Page 10 — XML, Java, and Flash in CFMX

If you’ve ever had to create, parse, or transform XML documents other than WDDX in ColdFusion 5, kudos to you for figuring it out! The way I used to do it was with Microsoft’s XML Services COM object. If you haven’t ever used it from within ColdFusion before, I’ll ruin the surprise — it sucked. It got the job done, but it was nasty from within CF5. ColdFusion MX now has native XML support for your XML documents. Once you start working with XML in CFMX, you’ll want to lean back and sip on a Piña Colada!

There’s a new XMLPARSE() function that takes a string of valid XML and turns it into something like a ColdFusion structure. You also get an XMLSEARCH() function that allows you to query an XML file with XPATH. Finally, there’s the new <CFXML>tag for creating new XML documents.

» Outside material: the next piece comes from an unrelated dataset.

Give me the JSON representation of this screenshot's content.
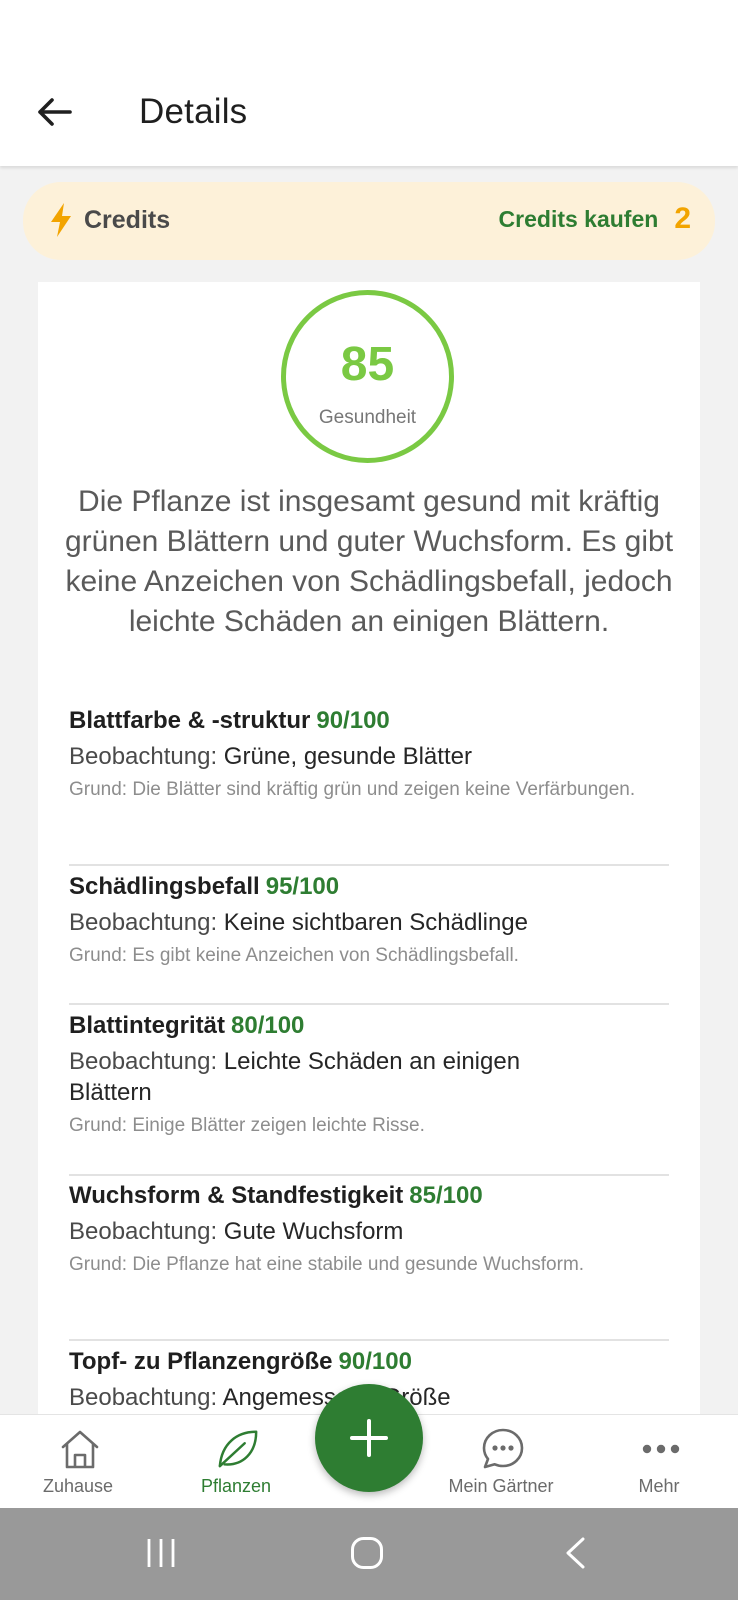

Check out this Macromedia tutorial on native XML handling in CFMX.


Since CFML is getting converted to Java in CFMX, there are suddenly tons of interesting ways to use Java in your applications. For example, you can now use JSP custom tags just like you would use ColdFusion tags in your CFML code. Now that’s interesting, very interesting. Moouahaha! Java folk will drool at the ways in which you can use Java APIs, JavaBeans, EJBs, Servlets and even gain access to your CFML page’s underlying PageContext object. Check out Macromedia’s article on Using Java and J2EE elements in ColdFusion MX Applications for more information.

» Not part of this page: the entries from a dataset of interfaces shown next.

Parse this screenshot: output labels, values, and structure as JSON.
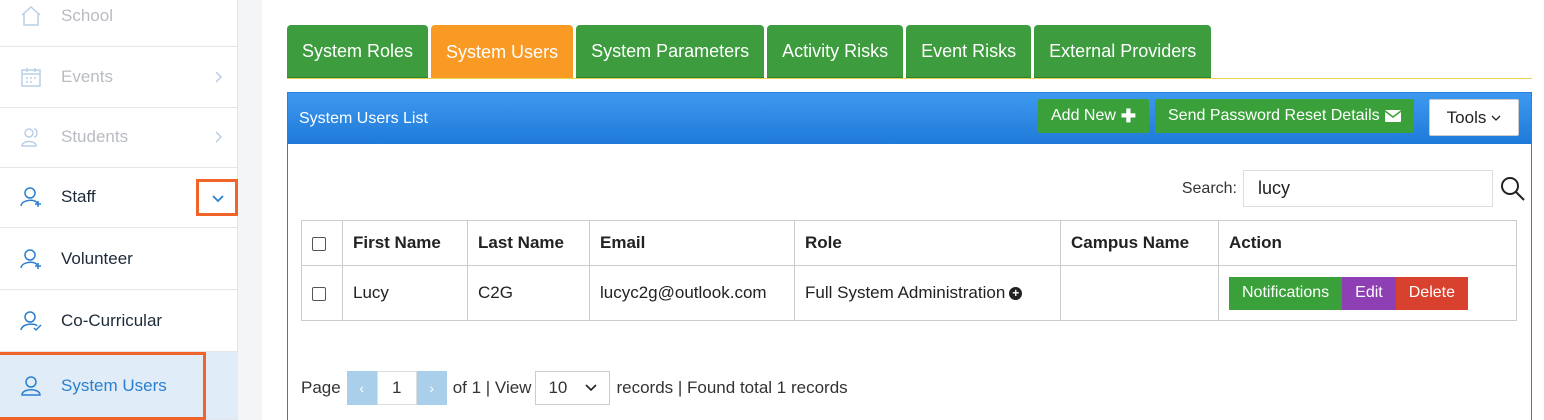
{
  "sidebar": {
    "items": [
      {
        "label": "School",
        "icon": "home-icon"
      },
      {
        "label": "Events",
        "icon": "calendar-icon"
      },
      {
        "label": "Students",
        "icon": "users-icon"
      },
      {
        "label": "Staff",
        "icon": "user-add-icon"
      },
      {
        "label": "Volunteer",
        "icon": "user-add-icon"
      },
      {
        "label": "Co-Curricular",
        "icon": "user-check-icon"
      },
      {
        "label": "System Users",
        "icon": "user-icon"
      }
    ]
  },
  "tabs": [
    "System Roles",
    "System Users",
    "System Parameters",
    "Activity Risks",
    "Event Risks",
    "External Providers"
  ],
  "active_tab": "System Users",
  "panel": {
    "title": "System Users List",
    "add_new": "Add New",
    "send_reset": "Send Password Reset Details",
    "tools": "Tools"
  },
  "search": {
    "label": "Search:",
    "value": "lucy"
  },
  "table": {
    "headers": [
      "First Name",
      "Last Name",
      "Email",
      "Role",
      "Campus Name",
      "Action"
    ],
    "rows": [
      {
        "first": "Lucy",
        "last": "C2G",
        "email": "lucyc2g@outlook.com",
        "role": "Full System Administration",
        "campus": ""
      }
    ],
    "actions": {
      "notifications": "Notifications",
      "edit": "Edit",
      "delete": "Delete"
    }
  },
  "pager": {
    "page_label": "Page",
    "page": "1",
    "of_text": "of 1 | View",
    "per_page": "10",
    "records_text": "records | Found total 1 records"
  },
  "colors": {
    "accent": "#2a7fcf",
    "tab_green": "#3d9c3d",
    "tab_active": "#f99a25",
    "highlight": "#f0642a"
  }
}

Flash Integration

In ColdFusion 5, Flash wasn’t really “integrated” with ColdFusion Server very much at all. There were some limited things you could do to make a dynamic Flash movie, but anybody could do it with or without ColdFusion Server. In CFMX, Flash clients can actually dial in to your ColdFusion Components on your server as if they were part of the Flash movie itself. Even if the component in question happens to be on the other end of the Internet, it doesn’t matter.

This is quite a cool concept. It provides a way for a Flash movie to talk to the server without the page reloading. They call this a “rich client” system, meaning the Flash movie isn’t just a novelty object with a finite amount of tricks up its sleeve. Old school Flash movies would simply sit on your Web page and were basically limited to what was there when the page loaded. Now, you can create a full-blown application with no real need of the concept of going to a different Web page. For example, you can have a Flash movie that runs queries and pulls up the details of different products in a store on a single page.

Hey, if you don’t need to reload, then what do you need a browser for in the first place? Wouldn’t Macromedia love to own a market where developers create ColdFusion-powered Flash applications that don’t use Web browsers? After all, Flash is a better looking front end for the user and it doesn’t require a Web browser.

Nevertheless, I doubt this concept will ever fly seeing how the Flash authoring environment is not entirely text based and is still hard for coders to get used to. If Macromedia creates a new version of the Flash authoring environment that is text-oriented, I think coders will really start to take notice and Flash will get a lot of traction as an approachable rich client Internet application platform. I think ActionScript is a step in the right direction, but not the leap it needs to be in order to hook the masses. Until then, I’m anticipating that there will only be a trickle of rich Flash applications at big brand name product sites, seeing how there aren’t very many stellar Flash designers who wield code like the pros. Of course, as Dennis Miller always says, “That’s my opinion and I could be wrong.”